• Michael B. Horn offers insights into building teacher buy-in that is essential for truly achieving educational reform.
• How can funders include teachers in the education reform design process to increase buy-in? How does the need for buy-in threaten scalability?
• Read more about balancing the need for buy-in with the need for innovation.
So-called education reformers—myself included—constantly propose new plans, programs, and policies to fix whatever supposedly ails public education.
These ideas often fall flat because teachers aren’t buying what the reformers are selling.
For any change in a school to be successful, the teachers in that school have to buy-in and execute it well.
If we can understand the struggles teachers are facing in their context, their desired outcome, and what causes them to change behavior, then we can design better solutions that teachers will want to pull into their classrooms and schools—and not be forced to adopt.

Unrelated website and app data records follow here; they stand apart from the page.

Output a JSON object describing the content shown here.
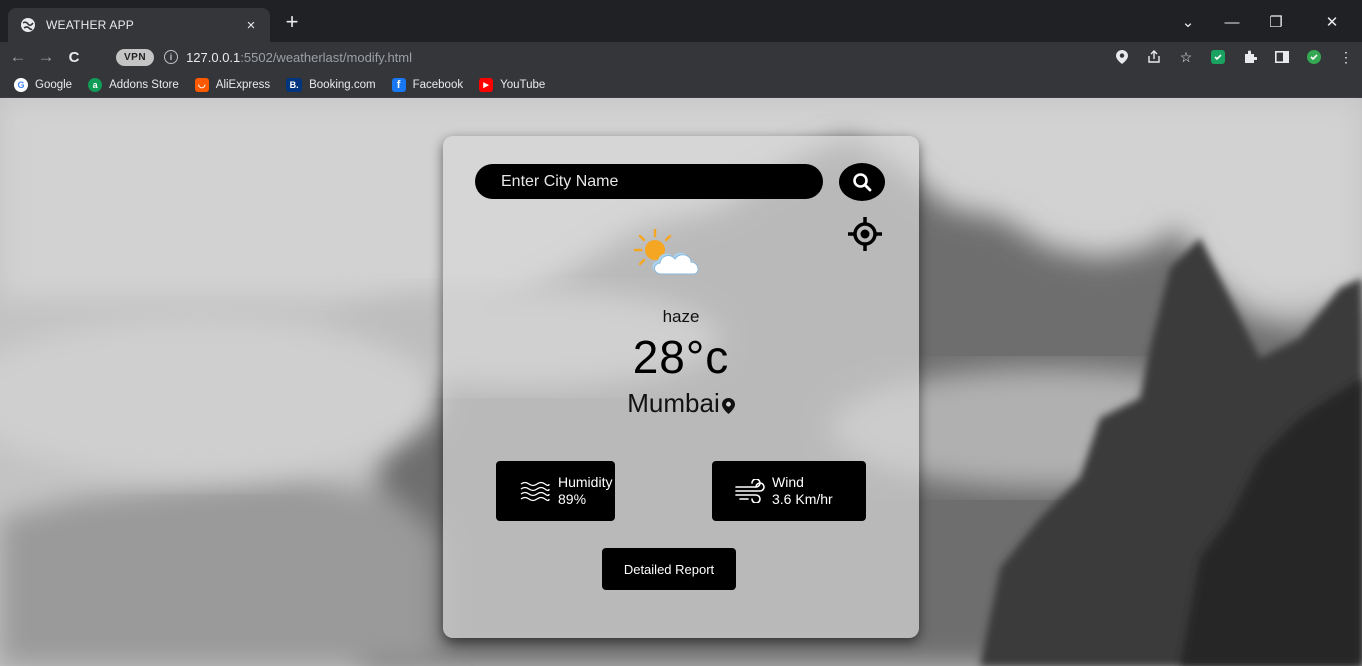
{
  "browser": {
    "tab_title": "WEATHER APP",
    "tab_close": "×",
    "new_tab": "+",
    "window_controls": {
      "chevron": "⌄",
      "minimize": "—",
      "restore": "❐",
      "close": "✕"
    },
    "nav": {
      "back": "←",
      "forward": "→",
      "reload": "C"
    },
    "vpn_label": "VPN",
    "url_host": "127.0.0.1",
    "url_rest": ":5502/weatherlast/modify.html",
    "bookmarks": [
      {
        "label": "Google",
        "color": "#ffffff",
        "glyph": "G"
      },
      {
        "label": "Addons Store",
        "color": "#0f9d58",
        "glyph": "a"
      },
      {
        "label": "AliExpress",
        "color": "#ff5a00",
        "glyph": "◡"
      },
      {
        "label": "Booking.com",
        "color": "#003580",
        "glyph": "B."
      },
      {
        "label": "Facebook",
        "color": "#1877f2",
        "glyph": "f"
      },
      {
        "label": "YouTube",
        "color": "#ff0000",
        "glyph": "▶"
      }
    ]
  },
  "app": {
    "search_placeholder": "Enter City Name",
    "condition": "haze",
    "temperature": "28°c",
    "city": "Mumbai",
    "humidity": {
      "label": "Humidity",
      "value": "89%"
    },
    "wind": {
      "label": "Wind",
      "value": "3.6 Km/hr"
    },
    "report_button": "Detailed Report"
  },
  "colors": {
    "chrome_dark": "#202124",
    "chrome_toolbar": "#35363a",
    "card_bg": "#d7d7d7",
    "button_bg": "#000000",
    "sun": "#f5a623",
    "cloud": "#a8d4f0"
  }
}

That means we can likely also help far more people be an “innovator” or an “early adopter.”
In recent research, we talked to teachers who had made substantial changes in their classrooms to understand those different contexts, struggles, and desires for progress. The teachers may have adopted blended learning to personalize learning for their students, moved to project-based learning to better engage their students in deeper learning, or added technology to the classroom, for example. But in all cases, they made a significant change to how they were teaching.
Read the full article about teacher buy-in by Michael B. Horn at Christensen Institute.